The ability to prepare food for ourselves is often something that we take for granted, and losing this ability may be frustrating for an older person as it feels like a loss of independence.
Microwaves can be great for older people to prepare their own meals, and enable them to be as self sufficient as they can and also reduce the amount of washing up that they have to do. There’s also no worry for you that they might accidentally leave the oven or gas on and cause themselves harm.
When searching for a microwave oven suitable for an elderly relative:
- It’s best to keep the machine simple. Dial controls are the best to go for, as there’s less of a chance of it being put on the wrong setting and becoming a safety hazard.
- Dial controls are also a lot easier to understand and don’t have any complicated functions, you simply turn the dial to the timing you want.
- Button door releases are better for those with arthritis and there’s no need to bend your fingers and grasp tightly, however, if they have weaker hands and don’t have the force to operate a button release, then a handle may be a better fit.
- Contrasting colours are also important when it comes to microwaves for the elderly, especially for those with visual impairments. It’s best to go for designs that have black text against a white background, or large icons that aren’t too close together and easy to read.
What’s The Best Dementia Friendly Microwave?
Like many peope in their 90s my dad has mild signs of memory loss and dementia, but I was well aware that this could get worse.
Dementia can have a significant impact on someone’s daily life and of course, any relative wants to ensure that their loved one’s life is as safe and normal as possible.
So, if you’re looking for the best dementia-friendly microwave I’d suggest Daewoo’s Manual Control Microwave, which is the first one listed in this guide. All of the features are applicable to someone with dementia – and I’ve also written some tips on making it even easier to use:

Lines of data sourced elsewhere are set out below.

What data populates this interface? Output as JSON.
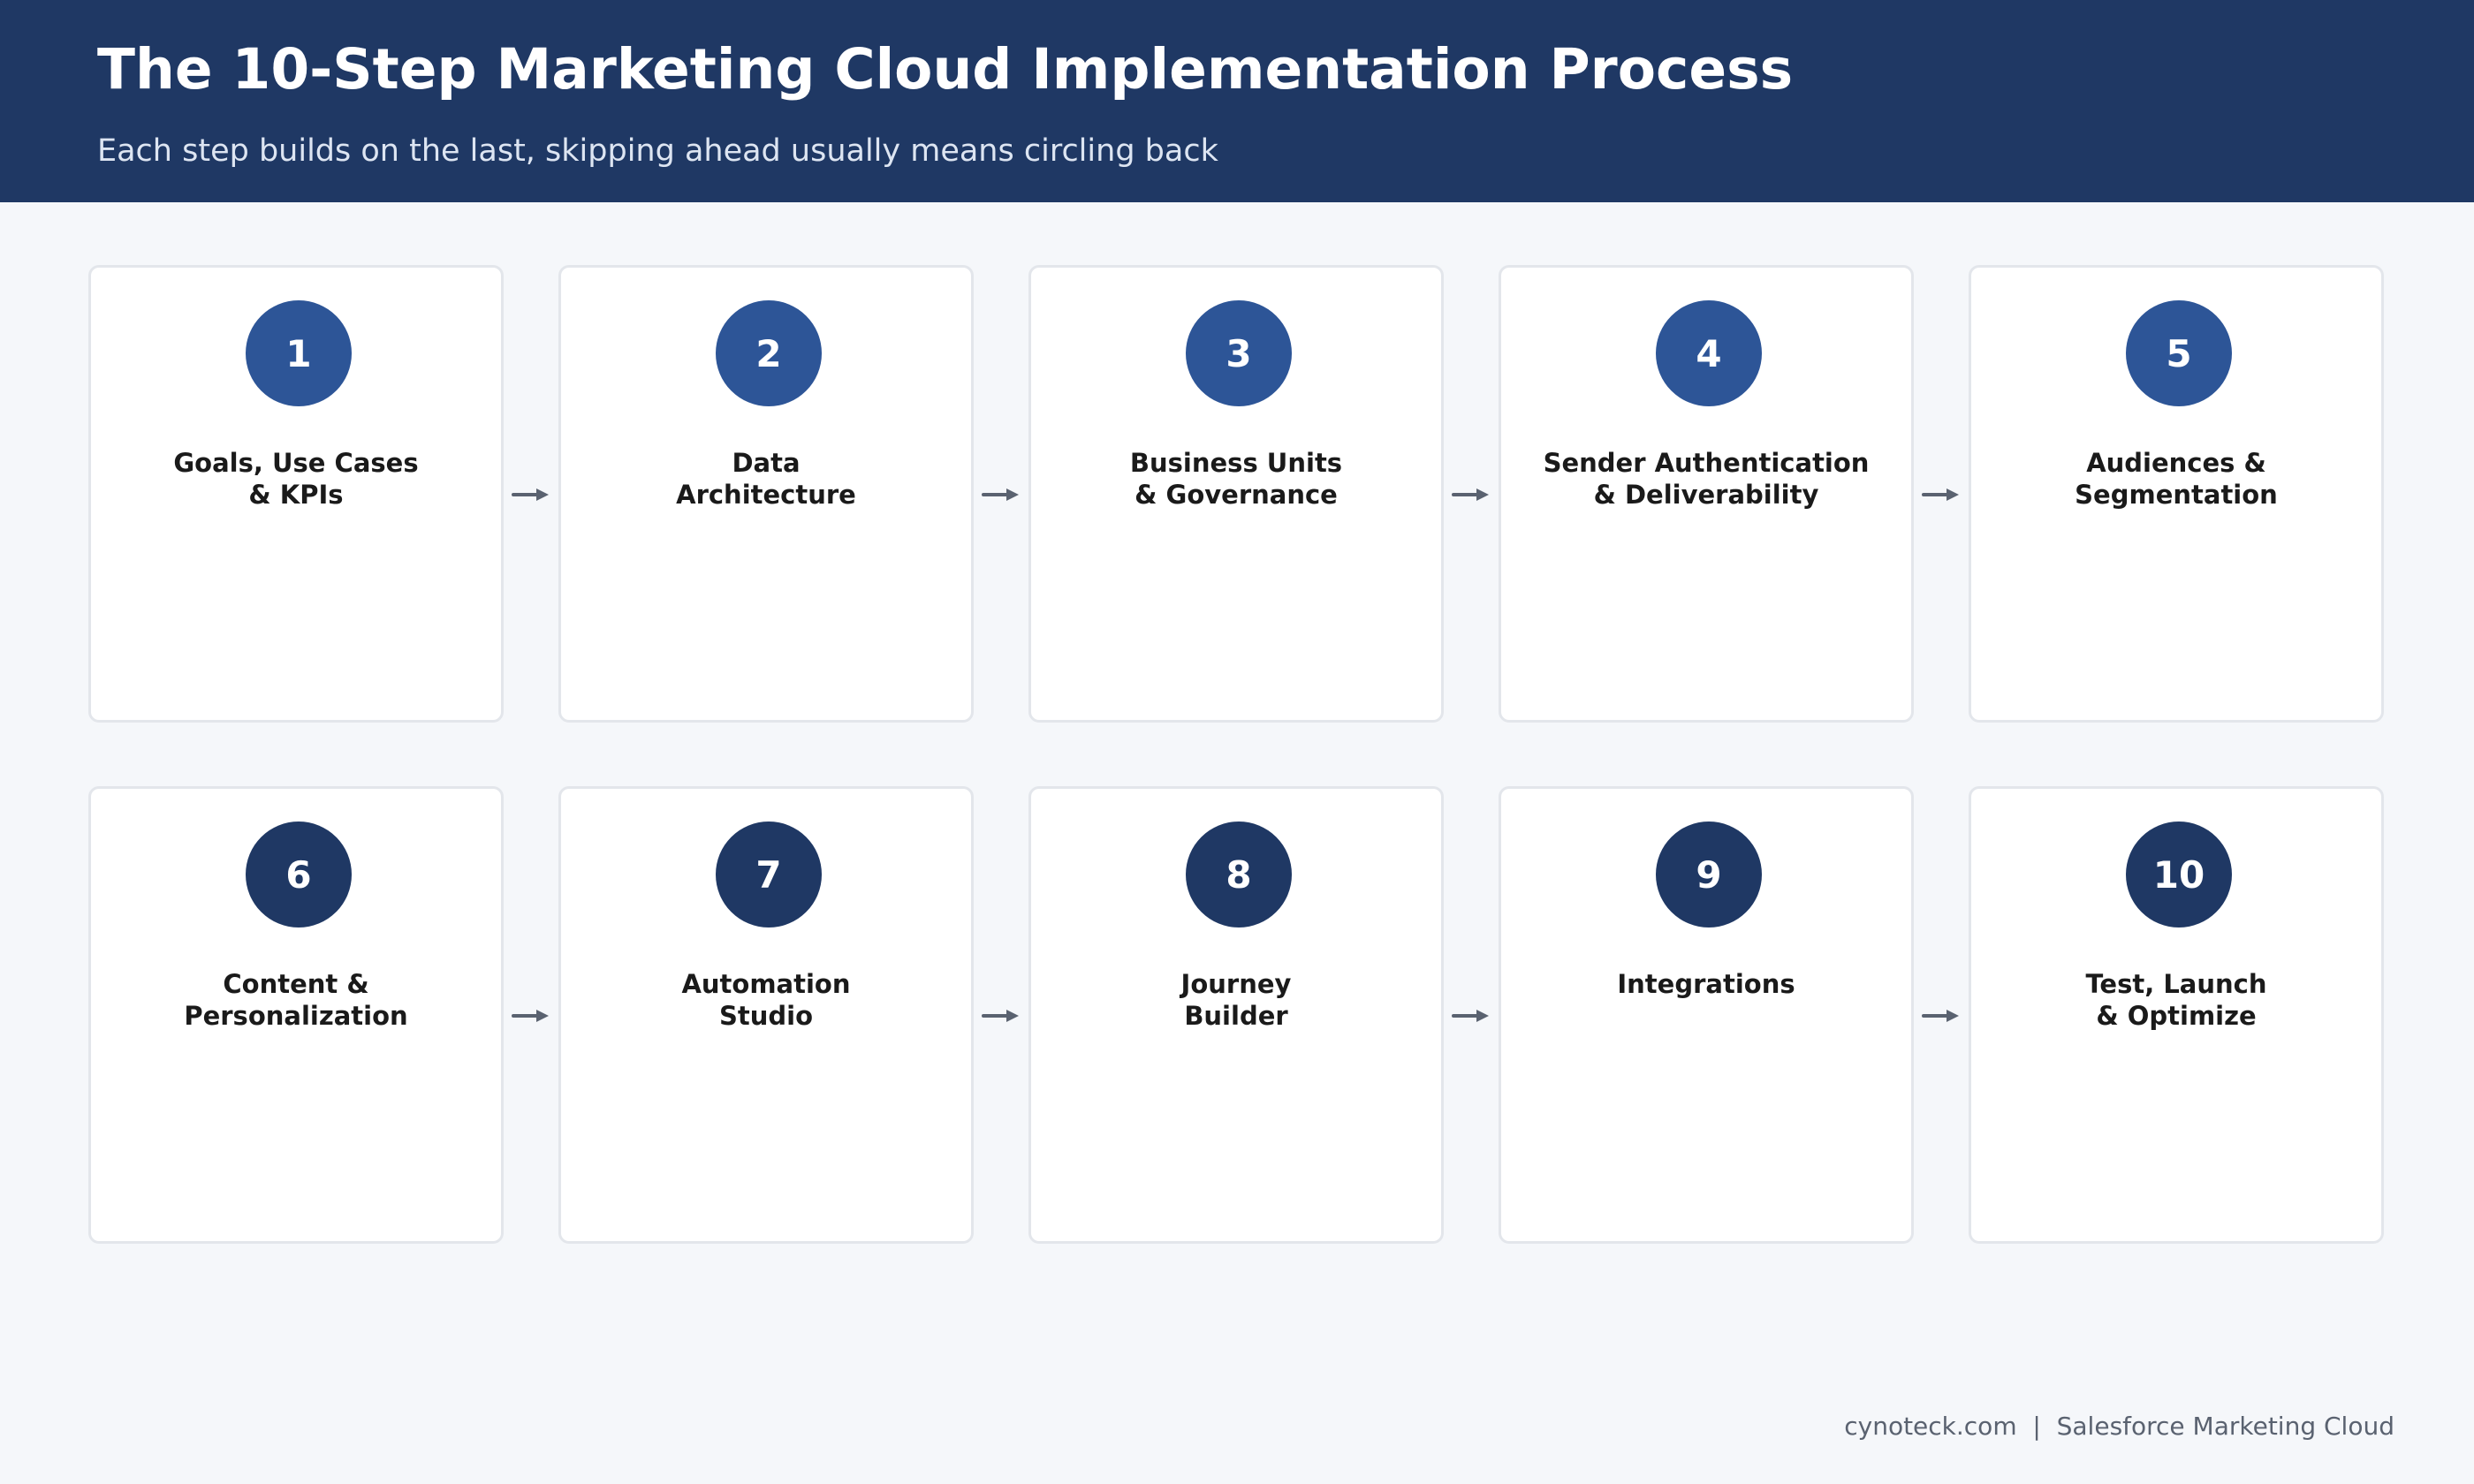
{
  "header": {
    "title": "The 10-Step Marketing Cloud Implementation Process",
    "subtitle": "Each step builds on the last, skipping ahead usually means circling back"
  },
  "steps": [
    {
      "number": "1",
      "title": "Goals, Use Cases\n& KPIs"
    },
    {
      "number": "2",
      "title": "Data\nArchitecture"
    },
    {
      "number": "3",
      "title": "Business Units\n& Governance"
    },
    {
      "number": "4",
      "title": "Sender Authentication\n& Deliverability"
    },
    {
      "number": "5",
      "title": "Audiences &\nSegmentation"
    },
    {
      "number": "6",
      "title": "Content &\nPersonalization"
    },
    {
      "number": "7",
      "title": "Automation\nStudio"
    },
    {
      "number": "8",
      "title": "Journey\nBuilder"
    },
    {
      "number": "9",
      "title": "Integrations"
    },
    {
      "number": "10",
      "title": "Test, Launch\n& Optimize"
    }
  ],
  "footer": {
    "text": "cynoteck.com  |  Salesforce Marketing Cloud"
  },
  "colors": {
    "header_bg": "#1f3864",
    "row1_circle": "#2d5597",
    "row2_circle": "#1f3864",
    "arrow": "#5a6270"
  }
}
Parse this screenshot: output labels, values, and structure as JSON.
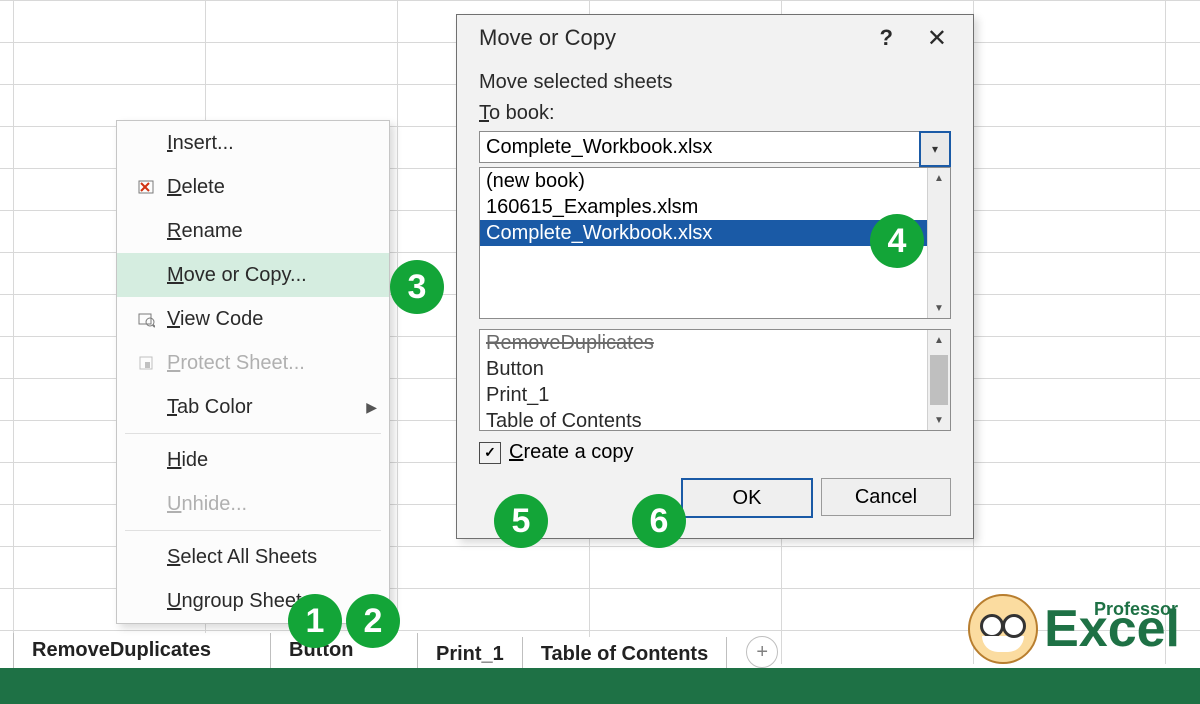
{
  "context_menu": {
    "items": [
      {
        "id": "insert",
        "label": "Insert...",
        "u": 0,
        "icon": "",
        "disabled": false
      },
      {
        "id": "delete",
        "label": "Delete",
        "u": 0,
        "icon": "delete",
        "disabled": false
      },
      {
        "id": "rename",
        "label": "Rename",
        "u": 0,
        "icon": "",
        "disabled": false
      },
      {
        "id": "move",
        "label": "Move or Copy...",
        "u": 0,
        "icon": "",
        "disabled": false,
        "highlight": true
      },
      {
        "id": "viewcode",
        "label": "View Code",
        "u": 0,
        "icon": "viewcode",
        "disabled": false
      },
      {
        "id": "protect",
        "label": "Protect Sheet...",
        "u": 0,
        "icon": "protect",
        "disabled": true
      },
      {
        "id": "tabcolor",
        "label": "Tab Color",
        "u": 0,
        "icon": "",
        "disabled": false,
        "sub": true
      },
      {
        "id": "hide",
        "label": "Hide",
        "u": 0,
        "icon": "",
        "disabled": false
      },
      {
        "id": "unhide",
        "label": "Unhide...",
        "u": 0,
        "icon": "",
        "disabled": true
      },
      {
        "id": "selectall",
        "label": "Select All Sheets",
        "u": 0,
        "icon": "",
        "disabled": false
      },
      {
        "id": "ungroup",
        "label": "Ungroup Sheets",
        "u": 0,
        "icon": "",
        "disabled": false
      }
    ]
  },
  "dialog": {
    "title": "Move or Copy",
    "subtitle": "Move selected sheets",
    "to_book_label": "To book:",
    "to_book_value": "Complete_Workbook.xlsx",
    "book_options": [
      "(new book)",
      "160615_Examples.xlsm",
      "Complete_Workbook.xlsx"
    ],
    "selected_book_index": 2,
    "before_sheets": [
      "RemoveDuplicates",
      "Button",
      "Print_1",
      "Table of Contents"
    ],
    "create_copy_label": "Create a copy",
    "create_copy_checked": true,
    "ok_label": "OK",
    "cancel_label": "Cancel"
  },
  "sheet_tabs": [
    "RemoveDuplicates",
    "Button",
    "Print_1",
    "Table of Contents"
  ],
  "badges": [
    "1",
    "2",
    "3",
    "4",
    "5",
    "6"
  ],
  "logo": {
    "top": "Professor",
    "word": "Excel"
  }
}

Tips On Adapting A New Microwave For The Elderly
If you’re still worried that your relative may not be sure how to use the microwave you’ve chosen correctly, there are some ways that you can adapt a microwave to make it more suitable for an elderly person:
- Place coloured stickers over the most used settings and timings so the person knows exactly what to set the timings to, or block out the controls that are not needed
- Type up clear instructions, or print out pictures to remind users what to do. You can also remind them of safety hazards, letting them know that metal does not belong in the microwave
- Make sure that the microwave is easy to reach, it should be placed on a countertop rather than on a shelf, this way it is less likely to fall
- Consider adding some nonslip feet to the bottom of the microwave
In the end, you should choose something that you think is right for your relative, though I’ve tried to offer guidance here. Choosing a microwave should take into account the elderly person’s specific needs which are likely to be different for every person.
Remember to involve your elderly relative in the decisions as much as possible, even if it’s something as simple as choosing the colour, so that they don’t feel that they have no control over the situation and you can do what you can to ensure that they are as safe and independent as possible.
You might also be interested in the best cordless phones suitable for the elderly, as I bought one of those for my dad, too.